Member of the Moment: Amy Hall

GMN regularly features members on our blog to demonstrate the diversity of our association and expand opportunities for connections. Want to be featured? Email Leah Farmer ( 


Meet Amy Hall, Grants Manager at The Foundation for a Healthy High Point

Q. How did you get into grants management?

While I was working on my undergraduate degree, I uncovered a passion for volunteering and working with non-profits. With teachers and mentors who helped me channel this passion into a career, along with my ability to wear “multiple hats”, I’ve had the opportunities to develop my technical and analytical skills, imperative for grants management and program evaluation. My career in philanthropy started at Healthcare Georgia Foundation in a program assistant role and evolved to a programmatic role while also allowing me to assist in both grant application processing and review.

After 7 years at HGF, serving lastly in a programmatic role and assisting with application reviews, I was able to transition into a grants management role at the Foundation for a Healthy High Point. The opportunity to start from scratch and custom build our processes, all the while refining my own skills, has been a once-in-a-lifetime opportunity.
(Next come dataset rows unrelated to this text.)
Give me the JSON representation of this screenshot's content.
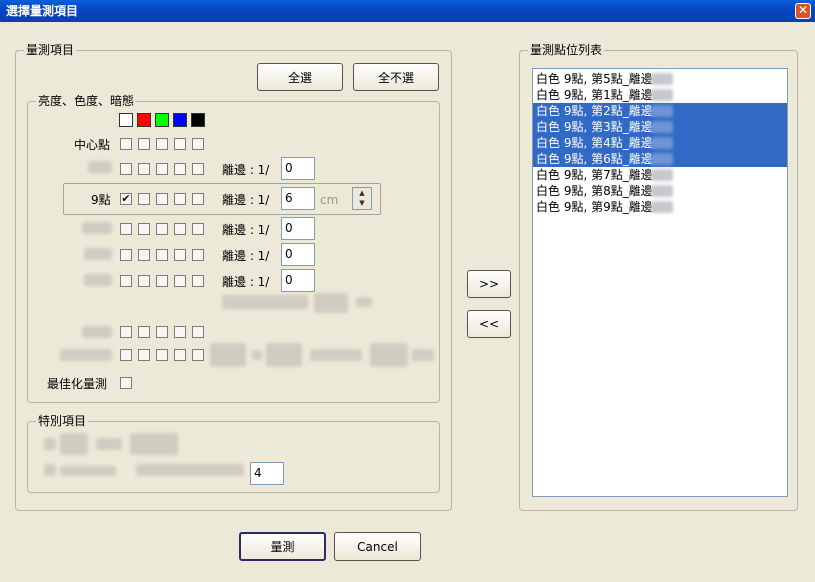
{
  "window": {
    "title": "選擇量測項目",
    "close_glyph": "✕"
  },
  "measure_group": {
    "title": "量測項目",
    "select_all": "全選",
    "select_none": "全不選",
    "sub_title": "亮度、色度、暗態",
    "swatch_colors": [
      "#ffffff",
      "#ff0000",
      "#00ff00",
      "#0000ff",
      "#000000"
    ],
    "center_label": "中心點",
    "nine_label": "9點",
    "edge_label": "離邊 : 1/",
    "row_a_edge_value": "0",
    "nine_edge_value": "6",
    "nine_unit": "cm",
    "row_c_edge_value": "0",
    "row_d_edge_value": "0",
    "row_e_edge_value": "0",
    "optimize_label": "最佳化量測",
    "check_mark": "✔"
  },
  "special_group": {
    "title": "特別項目",
    "value": "4"
  },
  "points_group": {
    "title": "量測點位列表",
    "items": [
      {
        "text": "白色  9點, 第5點_離邊:",
        "selected": false
      },
      {
        "text": "白色  9點, 第1點_離邊:",
        "selected": false
      },
      {
        "text": "白色  9點, 第2點_離邊:",
        "selected": true
      },
      {
        "text": "白色  9點, 第3點_離邊:",
        "selected": true
      },
      {
        "text": "白色  9點, 第4點_離邊:",
        "selected": true
      },
      {
        "text": "白色  9點, 第6點_離邊:",
        "selected": true
      },
      {
        "text": "白色  9點, 第7點_離邊:",
        "selected": false
      },
      {
        "text": "白色  9點, 第8點_離邊:",
        "selected": false
      },
      {
        "text": "白色  9點, 第9點_離邊:",
        "selected": false
      }
    ]
  },
  "transfer": {
    "add": ">>",
    "remove": "<<"
  },
  "footer": {
    "measure": "量測",
    "cancel": "Cancel"
  }
}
Q. What’s your background (education and work)?

I have a bachelor’s degree in Mass Communication and a certification in Nonprofit Management from Georgia College & State University. I worked briefly at a Children’s Museum in Atlanta before joining Healthcare Georgia Foundation. I began with The Foundation for a Healthy High Point in 2015, and I am currently part of the Southeast Chapter of Grant Managers Network leadership team.

Q. What’s your favorite part of the grants management job?

I’m a curious person, and I really enjoy learning news things, problem solving, and using lessons learned to improve operations and processes. Whether it’s relief in a grantee’s voice after an issue is resolved, or gratitude in colleagues’ voices after they obtain the information they need to make informed decisions, I take pride in being able to help them get there.

Q. What frustrates you about your job?

I heard a colleague once say that when everything is a priority, nothing is a priority. I took that to heart and try to use that as a lens in my ever-growing tasks list. While this can be a good thing to get the priority tasks done first, it does cut into time for big-picture problem solving and other large-scale projects that I would like to focus on more. Like most philanthropy professionals, I wish for more time, greater efficiency, and a clean desk!

Q. What do you wish your colleagues and coworkers knew about what you do?

It’s more in-depth and exciting than it sounds! Sure, grant managers have a lot of paperwork and legal considerations to factor into the process, but we also have the opportunity to dig into data and provide a perspective to the grant review process that can aid to further refinement and successful projects.

Q. What do you wish every grants manager knew about their job?

Even though we may work solo in some of our daily tasks, we are rarely siloed. I have learned so much from my GMN colleagues, and I don’t know what I would have done without the education and resources shared throughout the community while FHHP was setting up various systems and processes. Every grants manager should know that no matter the situation you have at hand, there is someone else out there who has dealt with it before and has wisdom (or a template!) to share.